America’s Charging Future

Daniel Davenport
6 min readMay 9, 2022
Photo by Roger Starnes Sr on Unsplash

Building an inclusive charging infrastructure to make electric cars more practical for everyone.

An April 22nd, 2022 study by McKensey, “Building the electric-vehicle charging infrastructure America needs,” provides a detailed look at government funding programs, charging use cases and the business models required to support a growing demand of electric vehicles in all demographic categories.

The Bipartisan Infrastructure Law (BIL), passed in late 2020, provides $7.5 billion to develop the country’s EV-charging infrastructure. The goal is to install 500,000 public chargers — publicly accessible charging stations compatible with all vehicles and technologies — nationwide by 2030.

However, even the addition of half a million public chargers could be far from enough. In a scenario in which half of all vehicles sold are zero-emission vehicles (ZEVs) by 2030 — in line with federal targets — they estimate that America would require 1.2 million public EV chargers and 28 million private EV chargers by that year.

The need for charging infrastructure is only likely to grow as the number of EVs on the road increases. Investing in charging infrastructure now will help ensure that America is ready for the mass adoption of EVs.

Achieving the country’s overall net-zero goals will require a mass shift from cars and trucks with internal combustion engines (ICEs) to zero-emission vehicles (ZEVs). The federal government has set a target of having half of all new passenger cars and light trucks sold in 2030 be ZEVs, which includes battery-electric vehicles (BEVs), plug-in hybrid electric vehicles (PHEVs), and fuel-cell electric vehicles (FCEVs).

The charging infrastructure for EVs will need to be significantly expanded in order to meet this goal.

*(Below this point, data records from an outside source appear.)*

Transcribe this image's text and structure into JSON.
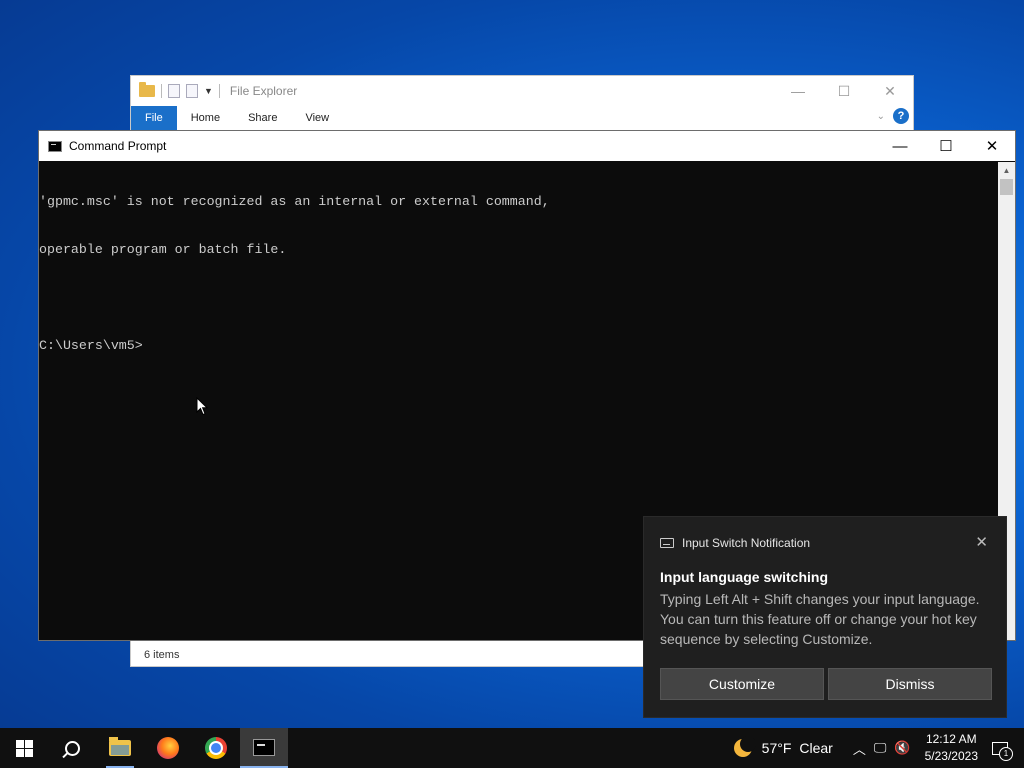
{
  "file_explorer": {
    "title": "File Explorer",
    "tabs": [
      "File",
      "Home",
      "Share",
      "View"
    ],
    "status": "6 items",
    "help_label": "?"
  },
  "cmd": {
    "title": "Command Prompt",
    "lines": [
      "'gpmc.msc' is not recognized as an internal or external command,",
      "operable program or batch file.",
      "",
      "C:\\Users\\vm5>"
    ]
  },
  "window_controls": {
    "minimize": "—",
    "maximize": "☐",
    "close": "✕"
  },
  "toast": {
    "app_name": "Input Switch Notification",
    "title": "Input language switching",
    "body": "Typing Left Alt + Shift changes your input language. You can turn this feature off or change your hot key sequence by selecting Customize.",
    "buttons": [
      "Customize",
      "Dismiss"
    ],
    "close": "✕"
  },
  "taskbar": {
    "apps": [
      "start-icon",
      "search-icon",
      "file-explorer-icon",
      "firefox-icon",
      "chrome-icon",
      "command-prompt-icon"
    ],
    "weather": {
      "temp": "57°F",
      "condition": "Clear"
    },
    "clock": {
      "time": "12:12 AM",
      "date": "5/23/2023"
    },
    "notification_count": "1"
  }
}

In addition, EV education and outreach programs will need to be developed to increase public awareness of the benefits of EVs and to dispel any myths or misconceptions about them. With a concerted effort from the government, automakers, and the general public, the goal of transitioning to a fleet of ZEVs is achievable.

The federal government has earmarked $7.5 billion to pay for the installation of public EV charging infrastructure. Of this…

Daniel Davenport

Digital | Automotive | Strategy